When I think of the term ‘self-care’, my mind conjures up images of bath bombs, lavender, wine, blankets, and television. In fact, if I have a self-care evening, it tends to go something like this; jumping into a hot, bubbly bath, applying a face mask, and cleansing my face within an inch of its life; applying moisturiser to every inch of my body, and getting into the comfiest pyjamas I own; making a carb heavy and delicious meal, grabbing a glass of rosé, and spending all evening watching Netflix and YouTube. It’s all about taking time out to look after yourself, re-charge, and rest up. ‘Self-care’ as a term is relatively new, and has only just ingrained itself in the mainstream.
Although I adore my self-care evenings and taking time to pamper myself, let’s be real. Self-care is all about truly looking after yourself; your health and well-being, your physical and mental self, and to some people, your creativity and spirituality. If one of those is failing, do you really think a bath bomb and an episode of Riverdale will fix that?
Real self-care involves doing those adult jobs when you really don’t want to, pulling through when the anxiety gets too much.
It’s making a monthly budget to help combat your money anxiety.
It’s going to the doctors even though you are scared.
It’s having a shower when you are feeling at your lowest.
It’s cooking yourself a delicious meal overflowing with goodness, when you just want to order a takeout.
It’s shutting off your phone and your laptop and your TV, and just letting yourself be alone.
It’s sitting yourself down and assessing your own health and fitness.
It’s making the effort to socialise with friends, even if there’s a part of you that wants to stay home.
It’s collecting the post, and doing the washing up, and emptying your inbox, when all you want to do is hide under the duvet.
It’s pacing yourself, and knowing when to stop.
Yes, and it’s pampering yourself to the highest heavens with essential oils, chocolate, movies, and early nights.
Self-care should be more than occasional moments that occur a few times a month. It should be ensuring that you are being cared for, every part of you; whether that be your fitness levels, your financial security, your skin, your mind, or your stress levels.
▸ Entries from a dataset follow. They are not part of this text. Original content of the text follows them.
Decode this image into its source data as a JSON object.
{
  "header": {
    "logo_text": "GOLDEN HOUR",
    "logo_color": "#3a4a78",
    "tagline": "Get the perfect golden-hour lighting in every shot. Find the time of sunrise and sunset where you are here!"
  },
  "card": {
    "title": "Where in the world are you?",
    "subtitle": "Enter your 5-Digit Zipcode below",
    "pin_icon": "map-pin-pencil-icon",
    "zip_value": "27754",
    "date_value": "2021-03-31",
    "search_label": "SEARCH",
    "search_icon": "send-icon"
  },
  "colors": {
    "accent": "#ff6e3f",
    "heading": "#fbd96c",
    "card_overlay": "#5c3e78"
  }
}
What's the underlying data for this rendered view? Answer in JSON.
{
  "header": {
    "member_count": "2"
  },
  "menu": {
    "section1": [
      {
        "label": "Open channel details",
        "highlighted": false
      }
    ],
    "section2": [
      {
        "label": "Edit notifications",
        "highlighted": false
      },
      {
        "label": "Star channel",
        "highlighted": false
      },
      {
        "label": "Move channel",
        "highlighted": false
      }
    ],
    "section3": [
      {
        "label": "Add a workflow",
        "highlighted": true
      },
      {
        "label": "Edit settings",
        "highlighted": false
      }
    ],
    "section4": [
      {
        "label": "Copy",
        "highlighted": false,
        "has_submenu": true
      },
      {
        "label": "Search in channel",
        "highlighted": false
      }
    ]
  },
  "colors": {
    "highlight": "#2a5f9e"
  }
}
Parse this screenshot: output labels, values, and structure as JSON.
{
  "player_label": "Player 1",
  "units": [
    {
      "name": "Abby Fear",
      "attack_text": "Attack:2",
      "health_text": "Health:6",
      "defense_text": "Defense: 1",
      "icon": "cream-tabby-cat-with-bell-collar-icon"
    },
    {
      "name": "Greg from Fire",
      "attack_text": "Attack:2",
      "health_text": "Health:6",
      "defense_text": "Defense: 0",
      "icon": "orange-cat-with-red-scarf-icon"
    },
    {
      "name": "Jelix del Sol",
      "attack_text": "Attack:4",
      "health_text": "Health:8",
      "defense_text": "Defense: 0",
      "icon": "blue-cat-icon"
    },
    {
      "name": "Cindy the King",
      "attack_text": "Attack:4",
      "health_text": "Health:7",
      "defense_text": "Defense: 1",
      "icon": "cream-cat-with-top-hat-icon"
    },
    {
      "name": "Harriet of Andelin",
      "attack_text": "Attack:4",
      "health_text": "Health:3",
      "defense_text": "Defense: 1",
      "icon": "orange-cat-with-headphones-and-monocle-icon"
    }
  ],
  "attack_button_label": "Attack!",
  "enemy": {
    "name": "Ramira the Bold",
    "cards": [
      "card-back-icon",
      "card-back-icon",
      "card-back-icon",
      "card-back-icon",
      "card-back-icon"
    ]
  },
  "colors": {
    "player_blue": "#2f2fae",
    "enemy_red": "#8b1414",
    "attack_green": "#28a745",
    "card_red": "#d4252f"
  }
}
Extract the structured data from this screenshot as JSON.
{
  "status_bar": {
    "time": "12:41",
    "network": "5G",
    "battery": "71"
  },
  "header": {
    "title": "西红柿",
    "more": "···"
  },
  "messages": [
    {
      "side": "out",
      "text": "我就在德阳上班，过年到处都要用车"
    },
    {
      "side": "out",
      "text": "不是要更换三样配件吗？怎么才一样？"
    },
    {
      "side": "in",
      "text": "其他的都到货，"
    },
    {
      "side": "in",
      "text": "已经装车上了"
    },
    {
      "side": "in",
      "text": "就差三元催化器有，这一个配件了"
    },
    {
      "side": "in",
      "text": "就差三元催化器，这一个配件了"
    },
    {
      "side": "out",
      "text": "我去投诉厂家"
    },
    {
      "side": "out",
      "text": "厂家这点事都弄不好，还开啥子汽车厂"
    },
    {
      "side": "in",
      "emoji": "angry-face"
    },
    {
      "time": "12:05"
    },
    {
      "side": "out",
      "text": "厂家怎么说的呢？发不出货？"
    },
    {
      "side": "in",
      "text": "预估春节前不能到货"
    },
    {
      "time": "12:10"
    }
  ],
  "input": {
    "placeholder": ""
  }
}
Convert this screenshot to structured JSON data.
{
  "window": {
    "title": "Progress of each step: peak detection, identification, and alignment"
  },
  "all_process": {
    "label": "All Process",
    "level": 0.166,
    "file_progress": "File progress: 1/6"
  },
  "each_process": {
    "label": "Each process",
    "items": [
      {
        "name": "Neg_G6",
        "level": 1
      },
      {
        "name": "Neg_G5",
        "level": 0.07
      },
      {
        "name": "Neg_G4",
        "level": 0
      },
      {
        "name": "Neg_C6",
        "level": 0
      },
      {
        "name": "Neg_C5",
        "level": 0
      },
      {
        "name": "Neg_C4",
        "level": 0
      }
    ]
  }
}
Let’s celebrate the everyday activities of self-care as much as we celebrate the glamorous and gentle ones. Don’t let the non-gentle parts of your life slip to the side because they are hard. Don’t pretend that a bowl of cheesy pasta and glass of wine will fix everything. It won’t. It’s only when self-care, gentle and rough, is implemented in our lives, that progress can be made.